February 2, 2023

Method Helps Finds Source of Epilepsy Seizures Before They Begin

Article published by Futurity

A measure of brain activity known as causal flow can help locate the source of epilepsy seizures before they occur, according to a new study.

The finding could reduce the need for invasive procedures in treating drug-resistant forms of the disorder.

“Seizures are often described as electrical storms in the brain,” says coauthor Mukesh Dhamala, an associate professor in Georgia State University’s Neuroscience Institute and physics and astronomy department. “And that can take over normal functioning. Patients can lose consciousness and control of their behaviors for seconds to minutes.”

While some cases of epilepsy can be treated with medication, about 30% are considered drug-resistant. These cases require surgical intervention on the brain area where the seizure starts, known as the seizure focus.

Neurosurgeons look for areas of abnormal activity using intracranial electroencephalogram (iEEG), a procedure in which electrodes are surgically implanted into the brain for the duration of the test. “That’s where we come in—to help neurosurgeons by analyzing recorded data,” Dhamala says.

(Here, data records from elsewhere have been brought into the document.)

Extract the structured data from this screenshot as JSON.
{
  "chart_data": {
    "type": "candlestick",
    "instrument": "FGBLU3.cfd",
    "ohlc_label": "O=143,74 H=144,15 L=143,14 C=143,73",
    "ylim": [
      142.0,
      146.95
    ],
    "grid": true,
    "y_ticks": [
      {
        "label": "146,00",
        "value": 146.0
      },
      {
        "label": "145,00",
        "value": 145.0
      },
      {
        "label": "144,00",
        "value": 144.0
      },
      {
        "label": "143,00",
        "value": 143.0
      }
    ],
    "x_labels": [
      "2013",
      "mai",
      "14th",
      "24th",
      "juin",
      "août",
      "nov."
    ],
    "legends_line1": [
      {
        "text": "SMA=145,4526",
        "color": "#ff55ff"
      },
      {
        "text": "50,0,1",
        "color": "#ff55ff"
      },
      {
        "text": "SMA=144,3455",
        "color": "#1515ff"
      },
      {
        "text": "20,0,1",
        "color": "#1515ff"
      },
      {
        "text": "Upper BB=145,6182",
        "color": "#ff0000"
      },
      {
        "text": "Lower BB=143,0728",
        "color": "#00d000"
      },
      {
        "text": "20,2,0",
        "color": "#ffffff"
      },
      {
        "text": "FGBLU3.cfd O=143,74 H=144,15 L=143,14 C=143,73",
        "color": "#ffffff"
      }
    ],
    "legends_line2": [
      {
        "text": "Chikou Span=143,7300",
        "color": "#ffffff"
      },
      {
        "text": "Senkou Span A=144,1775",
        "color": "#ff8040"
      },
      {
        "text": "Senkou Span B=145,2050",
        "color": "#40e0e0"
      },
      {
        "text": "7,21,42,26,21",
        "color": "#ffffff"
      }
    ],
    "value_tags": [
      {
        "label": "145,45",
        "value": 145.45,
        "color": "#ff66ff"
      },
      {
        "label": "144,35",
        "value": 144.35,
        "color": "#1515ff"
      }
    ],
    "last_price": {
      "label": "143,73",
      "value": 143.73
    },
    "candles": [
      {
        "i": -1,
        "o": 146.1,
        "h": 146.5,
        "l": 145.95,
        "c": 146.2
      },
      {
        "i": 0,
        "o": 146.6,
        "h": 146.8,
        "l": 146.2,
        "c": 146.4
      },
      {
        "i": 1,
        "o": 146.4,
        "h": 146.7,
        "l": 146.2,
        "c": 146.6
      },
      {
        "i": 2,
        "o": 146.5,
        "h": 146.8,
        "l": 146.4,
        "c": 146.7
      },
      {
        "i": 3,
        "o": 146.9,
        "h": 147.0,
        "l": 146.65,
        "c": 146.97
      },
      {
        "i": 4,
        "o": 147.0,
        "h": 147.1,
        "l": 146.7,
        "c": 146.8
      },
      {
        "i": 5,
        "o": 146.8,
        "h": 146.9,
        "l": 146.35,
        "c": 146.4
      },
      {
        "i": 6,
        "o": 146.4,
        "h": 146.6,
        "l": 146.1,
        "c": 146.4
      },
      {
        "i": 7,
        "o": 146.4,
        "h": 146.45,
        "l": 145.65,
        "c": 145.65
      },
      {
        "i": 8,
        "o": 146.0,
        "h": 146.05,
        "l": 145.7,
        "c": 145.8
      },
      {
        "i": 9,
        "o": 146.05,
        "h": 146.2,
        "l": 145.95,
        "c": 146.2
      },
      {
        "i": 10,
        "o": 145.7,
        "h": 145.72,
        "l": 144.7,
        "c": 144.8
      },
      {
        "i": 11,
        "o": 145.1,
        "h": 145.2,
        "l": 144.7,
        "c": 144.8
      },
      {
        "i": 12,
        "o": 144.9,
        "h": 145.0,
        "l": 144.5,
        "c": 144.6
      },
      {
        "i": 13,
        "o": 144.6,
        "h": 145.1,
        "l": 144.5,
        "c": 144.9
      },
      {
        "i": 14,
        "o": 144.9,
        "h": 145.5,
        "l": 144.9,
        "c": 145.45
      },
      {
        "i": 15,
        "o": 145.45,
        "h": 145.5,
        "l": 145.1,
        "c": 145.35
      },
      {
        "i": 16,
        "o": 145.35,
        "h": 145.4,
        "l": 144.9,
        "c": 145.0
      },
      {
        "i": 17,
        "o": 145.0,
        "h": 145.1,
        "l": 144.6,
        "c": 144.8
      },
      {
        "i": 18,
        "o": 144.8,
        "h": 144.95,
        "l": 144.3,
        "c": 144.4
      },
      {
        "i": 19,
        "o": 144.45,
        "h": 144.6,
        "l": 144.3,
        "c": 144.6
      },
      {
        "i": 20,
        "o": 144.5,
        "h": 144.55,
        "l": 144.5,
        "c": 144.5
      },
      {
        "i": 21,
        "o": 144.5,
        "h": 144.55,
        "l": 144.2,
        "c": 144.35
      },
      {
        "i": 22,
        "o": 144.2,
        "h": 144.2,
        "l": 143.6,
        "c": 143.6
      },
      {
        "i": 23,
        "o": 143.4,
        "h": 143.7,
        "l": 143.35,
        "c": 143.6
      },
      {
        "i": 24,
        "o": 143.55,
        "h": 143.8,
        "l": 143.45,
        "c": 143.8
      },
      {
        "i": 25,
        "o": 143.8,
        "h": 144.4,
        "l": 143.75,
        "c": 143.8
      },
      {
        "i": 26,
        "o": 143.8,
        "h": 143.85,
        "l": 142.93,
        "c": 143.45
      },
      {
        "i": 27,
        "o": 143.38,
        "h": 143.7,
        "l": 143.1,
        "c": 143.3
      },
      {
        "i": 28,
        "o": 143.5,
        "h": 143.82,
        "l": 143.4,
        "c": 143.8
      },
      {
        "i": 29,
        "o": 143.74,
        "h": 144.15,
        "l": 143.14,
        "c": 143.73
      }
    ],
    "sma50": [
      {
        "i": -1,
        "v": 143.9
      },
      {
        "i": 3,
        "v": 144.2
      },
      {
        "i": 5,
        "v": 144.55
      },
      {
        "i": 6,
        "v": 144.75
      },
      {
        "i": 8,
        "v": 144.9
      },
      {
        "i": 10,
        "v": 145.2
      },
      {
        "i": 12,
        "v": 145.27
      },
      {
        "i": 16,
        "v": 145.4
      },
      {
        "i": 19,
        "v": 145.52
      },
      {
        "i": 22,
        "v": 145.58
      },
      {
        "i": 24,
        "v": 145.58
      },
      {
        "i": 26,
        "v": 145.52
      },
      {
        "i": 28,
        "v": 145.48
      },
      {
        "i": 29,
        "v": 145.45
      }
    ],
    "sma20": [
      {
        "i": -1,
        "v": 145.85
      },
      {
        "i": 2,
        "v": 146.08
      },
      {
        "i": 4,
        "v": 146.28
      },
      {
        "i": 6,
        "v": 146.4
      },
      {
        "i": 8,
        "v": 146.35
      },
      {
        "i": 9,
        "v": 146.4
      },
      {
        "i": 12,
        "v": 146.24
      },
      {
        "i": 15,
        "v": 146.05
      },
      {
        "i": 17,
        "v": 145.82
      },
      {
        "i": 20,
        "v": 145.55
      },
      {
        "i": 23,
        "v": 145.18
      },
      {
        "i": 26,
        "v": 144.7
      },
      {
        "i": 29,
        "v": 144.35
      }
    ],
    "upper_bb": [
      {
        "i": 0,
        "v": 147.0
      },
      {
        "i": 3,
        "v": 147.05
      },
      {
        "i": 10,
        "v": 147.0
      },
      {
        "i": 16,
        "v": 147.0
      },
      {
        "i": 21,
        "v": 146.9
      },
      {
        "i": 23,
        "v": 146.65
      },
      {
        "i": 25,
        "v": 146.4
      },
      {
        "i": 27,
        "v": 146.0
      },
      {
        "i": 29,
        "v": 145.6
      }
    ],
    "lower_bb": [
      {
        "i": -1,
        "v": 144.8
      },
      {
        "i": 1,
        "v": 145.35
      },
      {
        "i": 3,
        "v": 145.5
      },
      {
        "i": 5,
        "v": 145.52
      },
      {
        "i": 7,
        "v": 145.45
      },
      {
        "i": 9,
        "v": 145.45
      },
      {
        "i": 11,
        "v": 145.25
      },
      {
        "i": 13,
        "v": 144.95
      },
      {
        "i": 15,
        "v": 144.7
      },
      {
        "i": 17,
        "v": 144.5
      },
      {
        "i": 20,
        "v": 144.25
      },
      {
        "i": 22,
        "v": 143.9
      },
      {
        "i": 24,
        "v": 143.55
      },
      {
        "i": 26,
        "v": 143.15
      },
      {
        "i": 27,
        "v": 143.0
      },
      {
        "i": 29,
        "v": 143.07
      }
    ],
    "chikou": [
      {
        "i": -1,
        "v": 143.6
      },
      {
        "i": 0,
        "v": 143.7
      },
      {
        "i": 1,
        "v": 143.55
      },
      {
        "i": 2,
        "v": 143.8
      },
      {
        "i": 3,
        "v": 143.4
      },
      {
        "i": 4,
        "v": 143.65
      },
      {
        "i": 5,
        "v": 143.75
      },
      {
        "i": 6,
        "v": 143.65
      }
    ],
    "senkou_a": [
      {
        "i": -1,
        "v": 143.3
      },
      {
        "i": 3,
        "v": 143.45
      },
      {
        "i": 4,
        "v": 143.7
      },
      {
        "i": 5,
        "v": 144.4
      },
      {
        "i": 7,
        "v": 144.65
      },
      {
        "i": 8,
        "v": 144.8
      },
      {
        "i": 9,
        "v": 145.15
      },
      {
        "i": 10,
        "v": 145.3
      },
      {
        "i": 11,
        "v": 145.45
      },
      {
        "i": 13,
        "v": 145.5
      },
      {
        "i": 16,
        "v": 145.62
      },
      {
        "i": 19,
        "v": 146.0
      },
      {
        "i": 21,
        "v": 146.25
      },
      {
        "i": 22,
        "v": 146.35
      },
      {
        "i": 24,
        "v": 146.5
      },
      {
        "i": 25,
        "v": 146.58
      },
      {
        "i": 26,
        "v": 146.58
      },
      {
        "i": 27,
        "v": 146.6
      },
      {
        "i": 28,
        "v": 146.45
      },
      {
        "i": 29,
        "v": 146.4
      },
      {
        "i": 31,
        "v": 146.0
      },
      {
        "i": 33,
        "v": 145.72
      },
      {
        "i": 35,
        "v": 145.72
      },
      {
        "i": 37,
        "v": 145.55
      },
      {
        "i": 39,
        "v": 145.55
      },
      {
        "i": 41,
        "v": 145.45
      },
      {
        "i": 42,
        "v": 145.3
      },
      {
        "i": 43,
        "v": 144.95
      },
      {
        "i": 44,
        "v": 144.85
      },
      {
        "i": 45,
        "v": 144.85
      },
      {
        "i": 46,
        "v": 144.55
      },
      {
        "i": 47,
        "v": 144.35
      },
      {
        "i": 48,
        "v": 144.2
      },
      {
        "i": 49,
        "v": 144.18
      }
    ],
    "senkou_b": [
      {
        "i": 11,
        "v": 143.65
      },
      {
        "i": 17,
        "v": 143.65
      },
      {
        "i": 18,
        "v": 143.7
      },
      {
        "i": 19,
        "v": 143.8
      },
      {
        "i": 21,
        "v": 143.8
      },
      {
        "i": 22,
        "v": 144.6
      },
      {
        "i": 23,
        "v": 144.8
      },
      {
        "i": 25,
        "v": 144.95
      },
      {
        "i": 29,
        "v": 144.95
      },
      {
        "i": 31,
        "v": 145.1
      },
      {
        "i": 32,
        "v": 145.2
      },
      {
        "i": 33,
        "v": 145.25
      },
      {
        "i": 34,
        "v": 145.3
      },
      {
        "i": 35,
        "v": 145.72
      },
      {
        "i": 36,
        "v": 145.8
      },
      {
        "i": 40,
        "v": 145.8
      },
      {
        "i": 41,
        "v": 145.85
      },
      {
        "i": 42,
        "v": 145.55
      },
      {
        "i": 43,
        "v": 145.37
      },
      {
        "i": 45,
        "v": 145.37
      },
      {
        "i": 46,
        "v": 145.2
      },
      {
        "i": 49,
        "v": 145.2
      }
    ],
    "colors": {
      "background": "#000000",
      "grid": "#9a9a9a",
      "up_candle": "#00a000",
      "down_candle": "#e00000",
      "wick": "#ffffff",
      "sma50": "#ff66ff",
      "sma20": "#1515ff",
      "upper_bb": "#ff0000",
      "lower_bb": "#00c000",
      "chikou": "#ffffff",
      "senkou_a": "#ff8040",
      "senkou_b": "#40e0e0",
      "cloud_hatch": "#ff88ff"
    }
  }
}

Rather than looking at the output from each individual electrode, Dhamala and his team have started to combine data from each point to get a broader picture of the brain’s activity. Like using seismographs to determine the location and strength of an earthquake, these data points can be used to determine causal flow, a measurement that quantifies the activity of this broader network.

Previously, Dhamala and his colleagues used high-frequency activity known to be present during seizures to show that causal flow can locate foci. In its recent study, the team was able to do the same using low-frequency activity, which occurs before a seizure starts. Their findings suggest that using low frequencies to determine causal flow could help locate a seizure long before one occurs.

“The method can potentially open up a whole new possibility of localizing seizures with a… non-invasive approach,” Dhamala says. “That’s the idea.”